"""

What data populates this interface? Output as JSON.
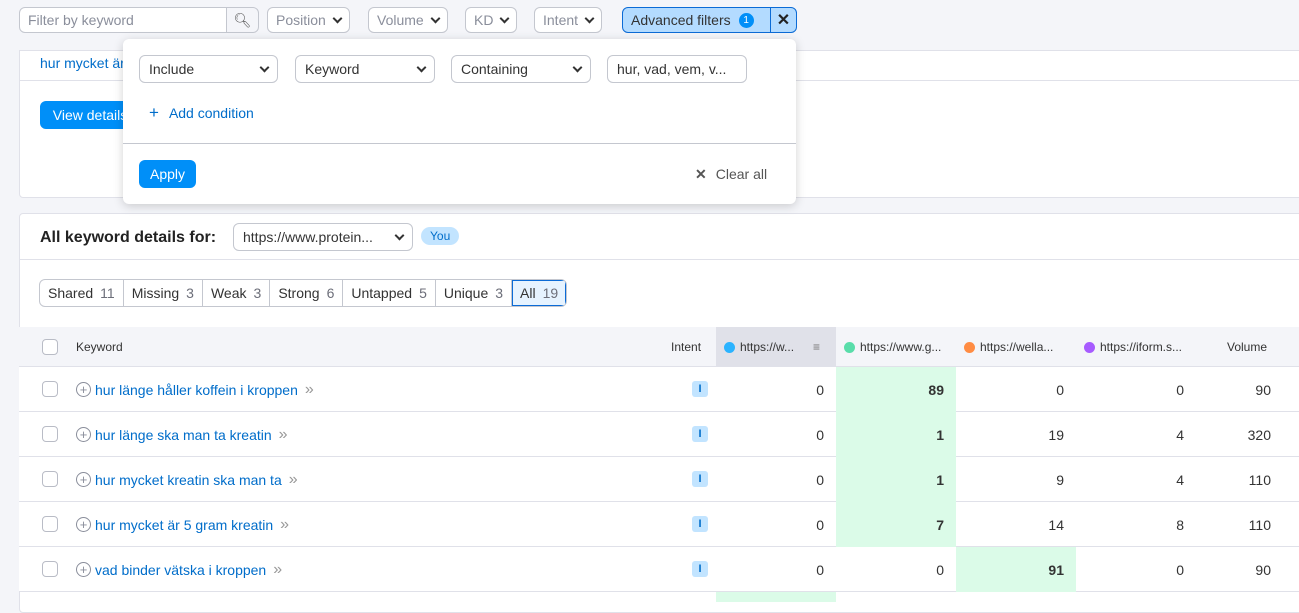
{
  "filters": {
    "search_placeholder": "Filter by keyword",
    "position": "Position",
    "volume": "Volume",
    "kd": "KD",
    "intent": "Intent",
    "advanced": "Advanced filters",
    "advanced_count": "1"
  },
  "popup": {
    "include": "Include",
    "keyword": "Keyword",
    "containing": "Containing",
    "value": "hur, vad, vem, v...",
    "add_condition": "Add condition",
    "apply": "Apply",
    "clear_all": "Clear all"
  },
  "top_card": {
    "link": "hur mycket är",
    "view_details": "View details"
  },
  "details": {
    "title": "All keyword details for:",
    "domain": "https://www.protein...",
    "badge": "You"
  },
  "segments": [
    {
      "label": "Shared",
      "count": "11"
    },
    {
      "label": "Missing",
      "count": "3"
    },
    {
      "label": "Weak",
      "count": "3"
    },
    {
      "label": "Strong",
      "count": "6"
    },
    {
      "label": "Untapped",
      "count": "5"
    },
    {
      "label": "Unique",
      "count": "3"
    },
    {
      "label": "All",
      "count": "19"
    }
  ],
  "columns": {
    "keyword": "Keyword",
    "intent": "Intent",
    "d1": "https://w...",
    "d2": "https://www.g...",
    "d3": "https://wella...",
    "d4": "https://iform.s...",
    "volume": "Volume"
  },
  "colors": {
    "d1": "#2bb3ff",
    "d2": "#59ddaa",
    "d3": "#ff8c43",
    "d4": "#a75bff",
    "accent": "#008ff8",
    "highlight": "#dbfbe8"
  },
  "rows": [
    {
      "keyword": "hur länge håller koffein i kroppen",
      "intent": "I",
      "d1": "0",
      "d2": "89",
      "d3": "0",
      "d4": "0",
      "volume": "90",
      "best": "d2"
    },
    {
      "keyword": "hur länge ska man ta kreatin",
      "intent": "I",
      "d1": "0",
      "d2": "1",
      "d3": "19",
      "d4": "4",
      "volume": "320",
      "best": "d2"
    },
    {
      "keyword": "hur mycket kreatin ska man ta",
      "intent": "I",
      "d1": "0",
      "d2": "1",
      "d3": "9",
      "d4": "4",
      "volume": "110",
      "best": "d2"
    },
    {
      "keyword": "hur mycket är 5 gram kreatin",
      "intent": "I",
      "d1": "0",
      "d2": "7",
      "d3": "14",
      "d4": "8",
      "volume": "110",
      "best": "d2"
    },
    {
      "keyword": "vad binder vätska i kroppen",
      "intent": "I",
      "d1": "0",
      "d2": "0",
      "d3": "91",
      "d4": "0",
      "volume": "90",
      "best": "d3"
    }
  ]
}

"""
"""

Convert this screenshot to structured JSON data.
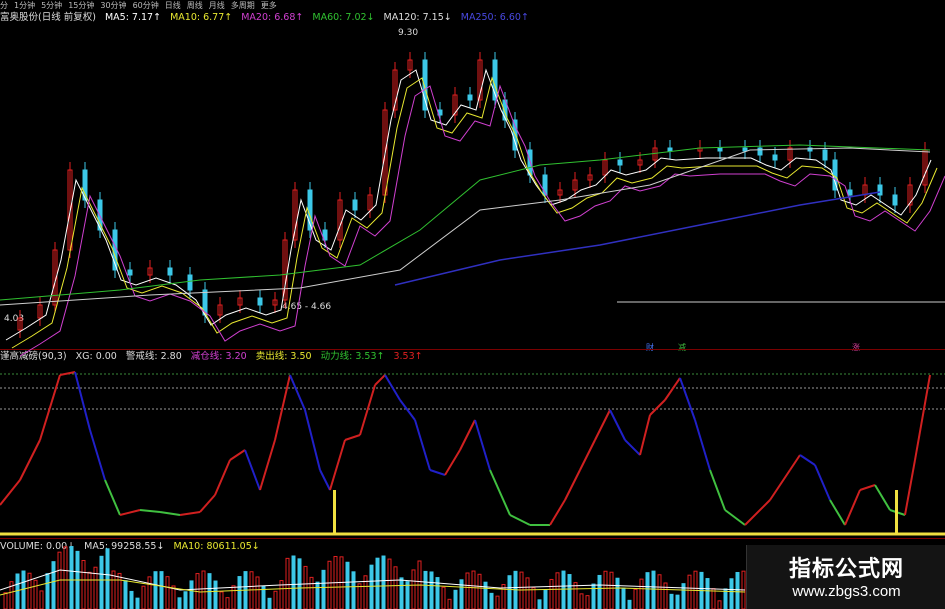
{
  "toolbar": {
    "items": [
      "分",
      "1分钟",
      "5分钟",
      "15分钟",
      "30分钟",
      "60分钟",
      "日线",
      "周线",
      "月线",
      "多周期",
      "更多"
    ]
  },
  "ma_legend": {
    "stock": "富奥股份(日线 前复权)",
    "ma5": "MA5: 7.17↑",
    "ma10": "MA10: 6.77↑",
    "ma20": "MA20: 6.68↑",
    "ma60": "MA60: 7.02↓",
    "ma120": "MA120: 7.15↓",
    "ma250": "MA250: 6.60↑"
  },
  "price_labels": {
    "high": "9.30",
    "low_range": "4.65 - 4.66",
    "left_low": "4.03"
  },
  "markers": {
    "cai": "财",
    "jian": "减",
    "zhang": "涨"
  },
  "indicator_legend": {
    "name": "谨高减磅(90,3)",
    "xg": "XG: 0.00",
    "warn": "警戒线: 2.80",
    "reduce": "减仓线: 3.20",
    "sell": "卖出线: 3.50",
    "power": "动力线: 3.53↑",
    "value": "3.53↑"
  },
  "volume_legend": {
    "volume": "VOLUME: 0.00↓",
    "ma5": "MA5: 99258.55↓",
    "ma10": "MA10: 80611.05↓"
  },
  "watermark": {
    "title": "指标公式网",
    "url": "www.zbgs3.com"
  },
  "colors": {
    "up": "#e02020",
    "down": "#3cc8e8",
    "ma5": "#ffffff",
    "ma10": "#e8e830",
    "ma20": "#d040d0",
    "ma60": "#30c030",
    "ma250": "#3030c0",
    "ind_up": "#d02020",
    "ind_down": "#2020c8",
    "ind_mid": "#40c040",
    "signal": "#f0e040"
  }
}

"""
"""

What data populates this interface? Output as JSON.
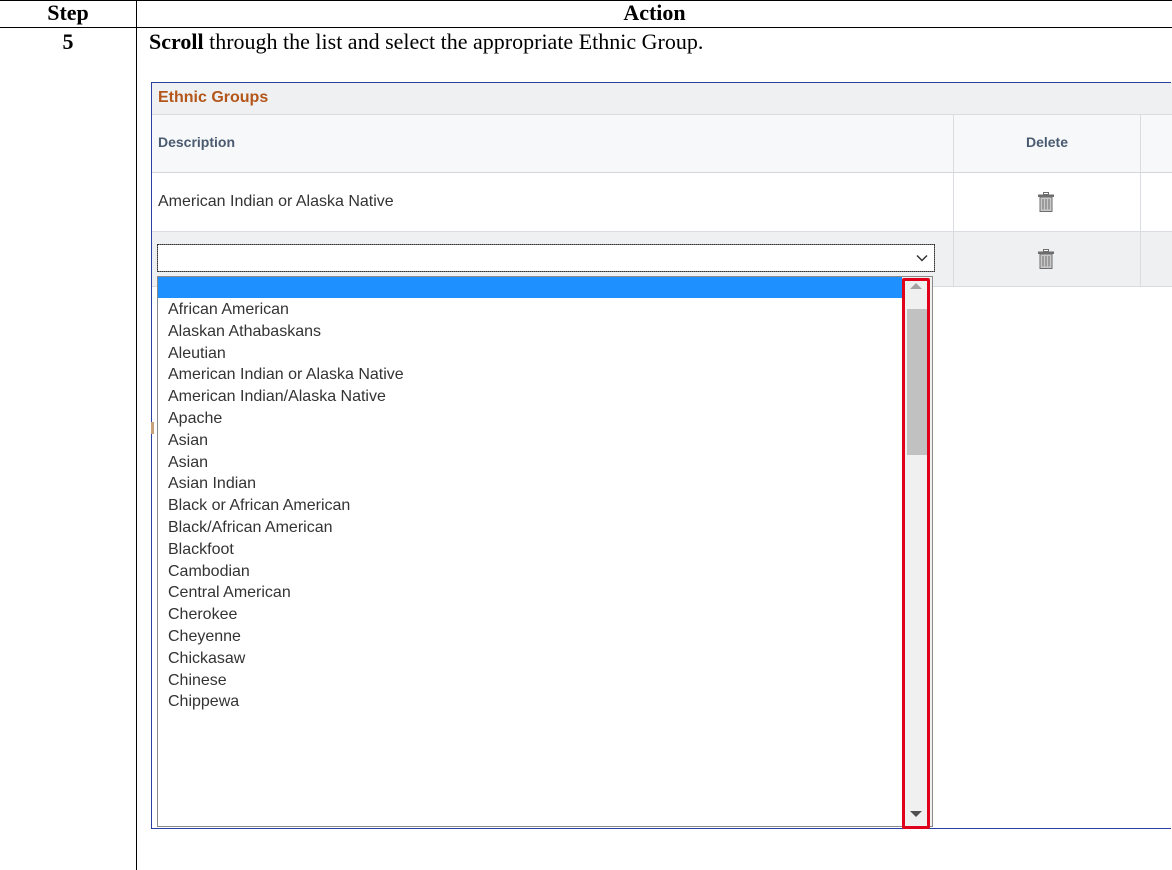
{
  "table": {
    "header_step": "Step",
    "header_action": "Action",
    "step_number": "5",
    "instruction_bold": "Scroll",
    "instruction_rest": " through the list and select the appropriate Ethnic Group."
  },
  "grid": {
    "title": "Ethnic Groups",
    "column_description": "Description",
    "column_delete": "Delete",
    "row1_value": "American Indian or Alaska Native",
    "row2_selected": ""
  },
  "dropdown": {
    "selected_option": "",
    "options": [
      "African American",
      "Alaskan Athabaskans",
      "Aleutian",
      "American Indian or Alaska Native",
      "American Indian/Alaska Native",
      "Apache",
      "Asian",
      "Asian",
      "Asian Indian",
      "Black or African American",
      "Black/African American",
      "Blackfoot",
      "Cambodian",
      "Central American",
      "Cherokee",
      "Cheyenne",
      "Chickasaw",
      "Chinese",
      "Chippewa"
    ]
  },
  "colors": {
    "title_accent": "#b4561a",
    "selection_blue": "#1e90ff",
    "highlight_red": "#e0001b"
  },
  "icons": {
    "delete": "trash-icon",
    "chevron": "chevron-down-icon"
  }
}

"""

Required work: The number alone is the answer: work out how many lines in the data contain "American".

Reply: 7